Sure, it's almost certain to hurt with some of the big names the Vols are still fighting to add to the commitment column. Most five-stars assume they'll get P.T. wherever they go or at least the chance to compete for it, and so they often opt for the schools on top and annually in the running for top ten status and BCS bids.
However some of those same five-star talents could see a shorter path to playing time at Tennessee, an opportunity to step into a role in which they fit and can excel. In an age when every school is on television somewhere all the time, opportunity for playing time has become the commodity of exchange and the great equalizer in this seasoned scribe's present opinion. Add that to scholarship reductions and you have a recipe for equality. (Apparently USC didn't get the memo.)
P.T. is probably followed by a high success rate at least among top 300 caliber prospects. Then you have sizzle factor i.e. facilities, fans, image and uniforms. Next is probably tradition, which seems to have faded some in an era of X-Box football and instant celebrity.
Then you have academics which are a factor most often because of courses of studies offered. Most prospects seem to feel they can get a good education at any university recruiting them. However there are some looking for a good support system and Tennessee has one of the best.
If the Vols can get on track much as they did after last season's 1-2 start and Florida flop, the damage from Saturday's high profile defiling might be negligible. On the other hand this season's slate is tougher and a total turnaround is unlikely. Still it's important for the Vols to get the offense established to the point it is consistently productive in order to appeal to uncommitted offensive prospects that are unlikely to hitch their five stars to a broken wagon. The same is true of the 2010 prospects the Vols are already pursuing.
The Vols decision to commit a lot of prospects early was atypical and meant they took on some risk, but they have also largely secured their class in terms of quantity with only seven or so scholarships remaining.
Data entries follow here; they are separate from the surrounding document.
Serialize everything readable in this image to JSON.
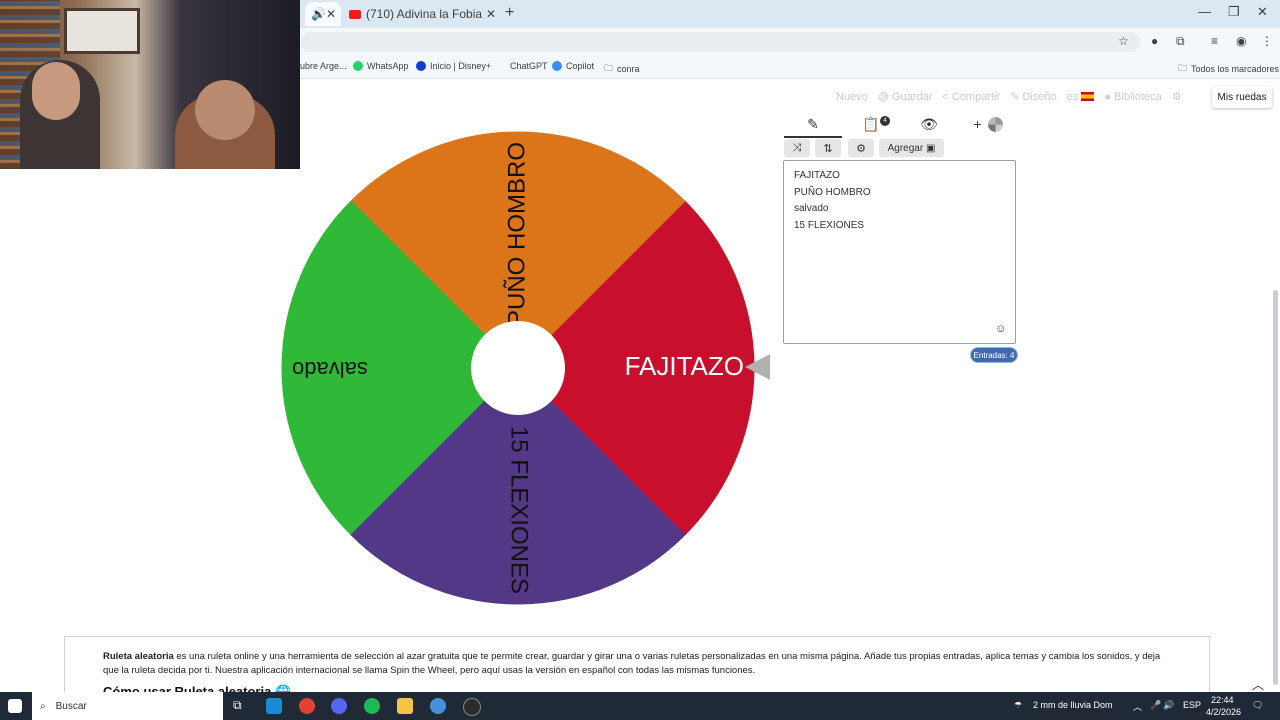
{
  "browser": {
    "tabs": [
      {
        "label": ""
      },
      {
        "label": "(710) Adivina la Fobia 😱🔥💀"
      }
    ],
    "bookmarks": [
      {
        "label": "ubre Arge..."
      },
      {
        "label": "WhatsApp"
      },
      {
        "label": "Inicio | Disney+"
      },
      {
        "label": "ChatGPT"
      },
      {
        "label": "Copilot"
      },
      {
        "label": "conra"
      }
    ],
    "all_bookmarks": "Todos los marcadores"
  },
  "header": {
    "nuevo": "Nuevo",
    "guardar": "Guardar",
    "compartir": "Compartir",
    "diseno": "Diseño",
    "lang": "es",
    "biblioteca": "Biblioteca",
    "mis_ruedas": "Mis ruedas"
  },
  "wheel": {
    "segments": [
      {
        "label": "FAJITAZO",
        "color": "#c8102e"
      },
      {
        "label": "PUÑO HOMBRO",
        "color": "#dc7419"
      },
      {
        "label": "salvado",
        "color": "#30b838"
      },
      {
        "label": "15 FLEXIONES",
        "color": "#523886"
      }
    ],
    "pointer_color": "#b0b0b0"
  },
  "panel": {
    "add_label": "Agregar",
    "badge": "4",
    "entries": [
      "FAJITAZO",
      "PUÑO HOMBRO",
      "salvado",
      "15 FLEXIONES"
    ],
    "count_label": "Entradas: 4"
  },
  "footer": {
    "intro_bold": "Ruleta aleatoria",
    "intro_text": " es una ruleta online y una herramienta de selección al azar gratuita que te permite crear, guardar y girar una o varias ruletas personalizadas en una misma página. Añade tus propias entradas, aplica temas y cambia los sonidos, y deja que la ruleta decida por ti. Nuestra aplicación internacional se llama Spin the Wheel, pero aquí usas la versión en español con todas las mismas funciones.",
    "heading": "Cómo usar Ruleta aleatoria"
  },
  "taskbar": {
    "search": "Buscar",
    "weather": "2 mm de lluvia Dom",
    "lang": "ESP",
    "time": "22:44",
    "date": "4/2/2026"
  }
}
Conspiracy theorists might say the decision was made in anticipation of a so-so 2008 season. If that's true it would be a case of resourceful thinking which doesn't sound a lot like Tennessee in recent years.
If history has taught Tennessee fans anything it's that you can't ever completely count out Phillip Fulmer. Except for 2005, he's been able to right the ship and put it back on course. Also his contract extension provides Fulmer some cover and his tenure gives him leverage. His achievements have earned him the respect of most Volunteer fans.
With that said the level of general dissatisfaction appears deep. Saturday's mass exodus from the house that Bob built in the second half offered silent testimony of their discontent.
There were others who chose a not so silent means of expressing their dissatisfaction, which is their prerogative in a free society. There will be no lectures from on high for those who choose to boo. However if you do choose to boo there are a few things to remember.
First it's an indiscriminate act: you may be booing a coach, play selection or the price of hot dogs but everybody on the field can hear it and feel it.
Opposing fans also hear it and are free to join in which amplifies the insult compounds the effect.
Moreover prospects hear it as do their parents, and that's a frightening lions-and-Christians scenario right out of ancient Rome to many parents giving their sons over to a school for four or five years.
When you get right down to it booing is a dumb way to make someone smart.